But "journeyman" is the label Benkenstein and his Durham team-mates are in danger of being given following the crazy schedule that has been organised for them during these early stages of their title defence.
On 27 April they had hauled themselves down to Taunton, returning home at 2am on 2 May with a second successive draw to their name; two days ago they flew to Gatwick from Newcastle, thence to Hove for the start of this match; on 9 May they are off to Bristol, heading back to Hove two days later for another one-dayer.
Once that match is over they head up to Leeds on 12 May, where they tackle Yorkshire the following day and 24 hours later they descend on London and a one-day game at The Oval, heading back to Riverside at the end of the game against Surrey.
It sounds exhausting, but Benkenstein, one of Wisden's Five Cricketers of the Year for 2008, is clearly up for the long haul, and his occupation of the crease yesterday was almost as valuable as his runs. He was an immovable object for more than four and three quarter hours as he repeated his feat of last season, when he also scored a century on this ground – his only three-figure innings of the 2008 championship.
He had come into this match on the back of a very big hundred against Somerset and was in form, but he was not without luck, having been dropped on 19 by Ollie Rayner at second slip off the bowling of Robin Martin-Jenkins.
Benkenstein, who was out shortly before the close, caught in the deep to give Damien Wright his third wicket of the innings and the 300th of his first class career. Benkenstein received useful support from the fast bowler Liam Plunkett, who could reasonably have been expected to cause some damage with the ball, but yesterday posed problems with the bat by becoming Durham's second highest scorer of the day and passing 50 for only the seventh time in his career.
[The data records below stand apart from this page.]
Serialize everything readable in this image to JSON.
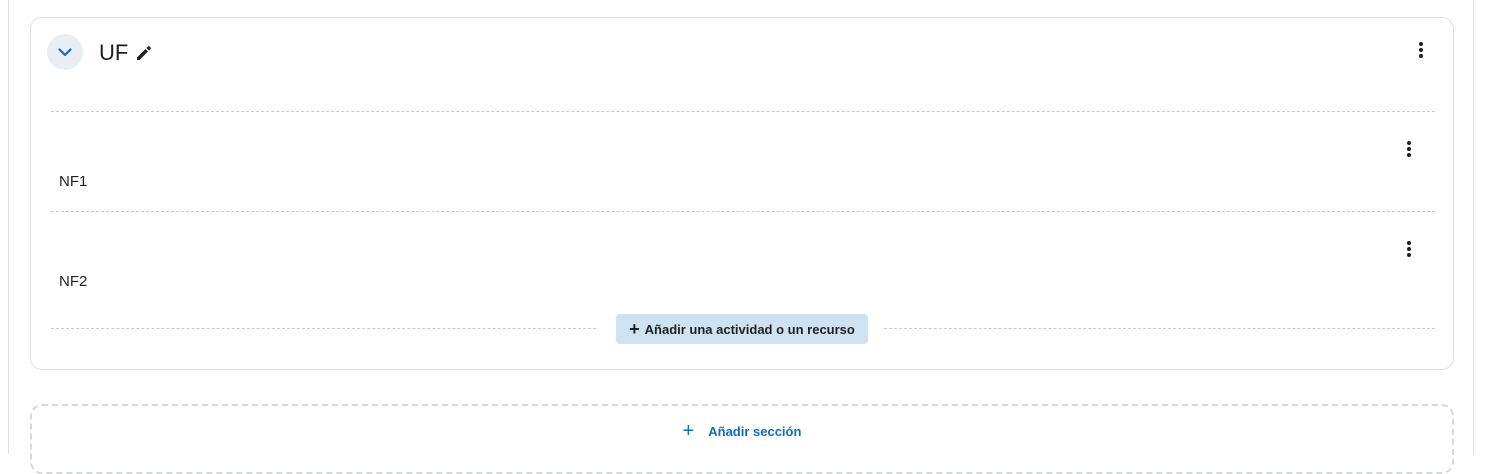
{
  "section": {
    "title": "UF",
    "collapse_icon": "chevron-down-icon",
    "edit_icon": "pencil-icon",
    "menu_icon": "kebab-menu-icon"
  },
  "activities": [
    {
      "name": "NF1"
    },
    {
      "name": "NF2"
    }
  ],
  "add_activity": {
    "plus": "+",
    "label": "Añadir una actividad o un recurso"
  },
  "add_section": {
    "plus": "+",
    "label": "Añadir sección"
  },
  "colors": {
    "accent": "#0f6cbf",
    "add_activity_bg": "#cfe2f1",
    "collapse_bg": "#e8eef4",
    "border": "#dee2e6"
  }
}
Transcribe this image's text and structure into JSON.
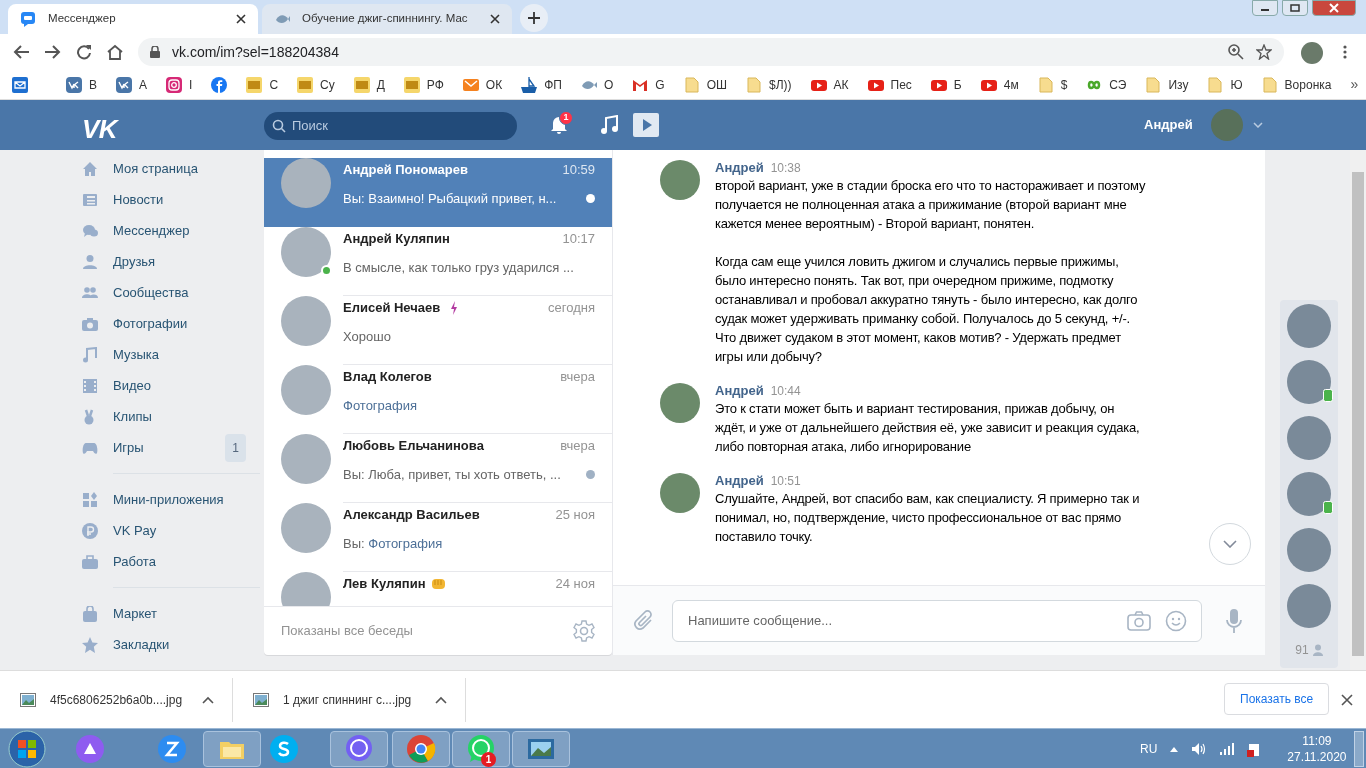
{
  "browser": {
    "tabs": [
      {
        "title": "Мессенджер",
        "kind": "chat",
        "selected": true
      },
      {
        "title": "Обучение джиг-спиннингу. Мас",
        "kind": "fish",
        "selected": false
      }
    ],
    "url": "vk.com/im?sel=188204384",
    "bookmarks": [
      {
        "kind": "mail"
      },
      {
        "label": "В",
        "kind": "vk"
      },
      {
        "label": "А",
        "kind": "vk"
      },
      {
        "label": "I",
        "kind": "instagram"
      },
      {
        "kind": "facebook"
      },
      {
        "label": "С",
        "kind": "rf"
      },
      {
        "label": "Су",
        "kind": "rf"
      },
      {
        "label": "Д",
        "kind": "rf"
      },
      {
        "label": "РФ",
        "kind": "rf"
      },
      {
        "label": "ОК",
        "kind": "envelope"
      },
      {
        "label": "ФП",
        "kind": "ship"
      },
      {
        "label": "О",
        "kind": "fish"
      },
      {
        "label": "G",
        "kind": "gmail"
      },
      {
        "label": "ОШ",
        "kind": "folder"
      },
      {
        "label": "$Л))",
        "kind": "folder"
      },
      {
        "label": "АК",
        "kind": "youtube"
      },
      {
        "label": "Пес",
        "kind": "youtube"
      },
      {
        "label": "Б",
        "kind": "youtube"
      },
      {
        "label": "4м",
        "kind": "youtube"
      },
      {
        "label": "$",
        "kind": "folder"
      },
      {
        "label": "СЭ",
        "kind": "infinity"
      },
      {
        "label": "Изу",
        "kind": "folder"
      },
      {
        "label": "Ю",
        "kind": "folder"
      },
      {
        "label": "Воронка",
        "kind": "folder"
      }
    ],
    "more": "»"
  },
  "header": {
    "logo": "VK",
    "search": {
      "placeholder": "Поиск"
    },
    "notifications": "1",
    "user": "Андрей"
  },
  "sidebar": [
    [
      {
        "label": "Моя страница",
        "kind": "home"
      },
      {
        "label": "Новости",
        "kind": "news"
      },
      {
        "label": "Мессенджер",
        "kind": "chat"
      },
      {
        "label": "Друзья",
        "kind": "person"
      },
      {
        "label": "Сообщества",
        "kind": "people"
      },
      {
        "label": "Фотографии",
        "kind": "camera"
      },
      {
        "label": "Музыка",
        "kind": "music"
      },
      {
        "label": "Видео",
        "kind": "video"
      },
      {
        "label": "Клипы",
        "kind": "clips"
      },
      {
        "label": "Игры",
        "kind": "gamepad",
        "badge": "1"
      }
    ],
    [
      {
        "label": "Мини-приложения",
        "kind": "apps"
      },
      {
        "label": "VK Pay",
        "kind": "ruble"
      },
      {
        "label": "Работа",
        "kind": "briefcase"
      }
    ],
    [
      {
        "label": "Маркет",
        "kind": "bag"
      },
      {
        "label": "Закладки",
        "kind": "star"
      }
    ]
  ],
  "conversations": [
    {
      "name": "Андрей Пономарев",
      "kind": "plain",
      "time": "10:59",
      "sender": "Вы:",
      "preview": "Взаимно! Рыбацкий привет, н...",
      "attachment": false,
      "selected": true,
      "online": false,
      "unread": true
    },
    {
      "name": "Андрей Куляпин",
      "kind": "plain",
      "time": "10:17",
      "preview": "В смысле, как только груз ударился ...",
      "attachment": false,
      "selected": false,
      "online": true,
      "unread": false
    },
    {
      "name": "Елисей Нечаев",
      "kind": "lightning",
      "time": "сегодня",
      "preview": "Хорошо",
      "attachment": false,
      "selected": false,
      "online": false,
      "unread": false
    },
    {
      "name": "Влад Колегов",
      "kind": "plain",
      "time": "вчера",
      "preview": "Фотография",
      "attachment": true,
      "selected": false,
      "online": false,
      "unread": false
    },
    {
      "name": "Любовь Ельчанинова",
      "kind": "plain",
      "time": "вчера",
      "sender": "Вы:",
      "preview": "Люба, привет, ты хоть ответь, ...",
      "attachment": false,
      "selected": false,
      "online": false,
      "unread": true
    },
    {
      "name": "Александр Васильев",
      "kind": "plain",
      "time": "25 ноя",
      "sender": "Вы:",
      "preview": "Фотография",
      "attachment": true,
      "selected": false,
      "online": false,
      "unread": false
    },
    {
      "name": "Лев Куляпин",
      "kind": "fist",
      "time": "24 ноя",
      "selected": false,
      "online": false
    }
  ],
  "conversations_footer": "Показаны все беседы",
  "messages": [
    {
      "author": "Андрей",
      "time": "10:38",
      "paragraphs": [
        "второй вариант, уже в стадии броска его что то настораживает и поэтому получается не полноценная атака а прижимание (второй вариант мне кажется менее вероятным) - Второй вариант, понятен.",
        "Когда сам еще учился ловить джигом и случались первые прижимы, было интересно понять. Так вот, при очередном прижиме, подмотку останавливал и пробовал аккуратно тянуть - было интересно, как долго судак может удерживать приманку собой. Получалось до 5 секунд, +/-. Что движет судаком в этот момент, каков мотив? - Удержать предмет игры или добычу?"
      ]
    },
    {
      "author": "Андрей",
      "time": "10:44",
      "paragraphs": [
        "Это к стати может быть и вариант тестирования, прижав добычу, он ждёт, и уже от дальнейшего действия её, уже зависит и реакция судака, либо повторная атака, либо игнорирование"
      ]
    },
    {
      "author": "Андрей",
      "time": "10:51",
      "paragraphs": [
        "Слушайте, Андрей, вот спасибо вам, как специалисту. Я примерно так и понимал, но, подтверждение, чисто профессиональное от вас прямо поставило точку."
      ]
    }
  ],
  "composer": {
    "placeholder": "Напишите сообщение..."
  },
  "online_friends": [
    {
      "online": false
    },
    {
      "online": true
    },
    {
      "online": false
    },
    {
      "online": true
    },
    {
      "online": false
    },
    {
      "online": false
    }
  ],
  "online_count": "91",
  "downloads": [
    {
      "name": "4f5c6806252b6a0b....jpg"
    },
    {
      "name": "1 джиг спиннинг с....jpg"
    }
  ],
  "show_all": "Показать все",
  "taskbar": {
    "apps": [
      {
        "kind": "alice"
      },
      {
        "kind": "zoom"
      },
      {
        "kind": "folder"
      },
      {
        "kind": "skype"
      },
      {
        "kind": "viber"
      },
      {
        "kind": "chrome"
      },
      {
        "kind": "whatsapp",
        "badge": "1"
      },
      {
        "kind": "photos"
      }
    ],
    "language": "RU",
    "time": "11:09",
    "date": "27.11.2020"
  }
}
Their 148-run seventh-wicket stand realised three vital batting bonus points, but more importantly had dragged Durham back into a game that they had looked out of reach after losing their first five wickets with barely 100 runs on the board.
Only Gordon Muchall, who chipped in with 24 in a fourth-wicket partnership of 60 and then the wicketkeeper Phil Mustard, who contributed 32 to a sixth-wicket stand of 58, had provided the South African with any kind of top order support.
The rest of the batting was patchy and the Sussex attack benefited, with Martin-Jenkins producing the odd unplayable delivery, weighing in with two wickets.Reuse content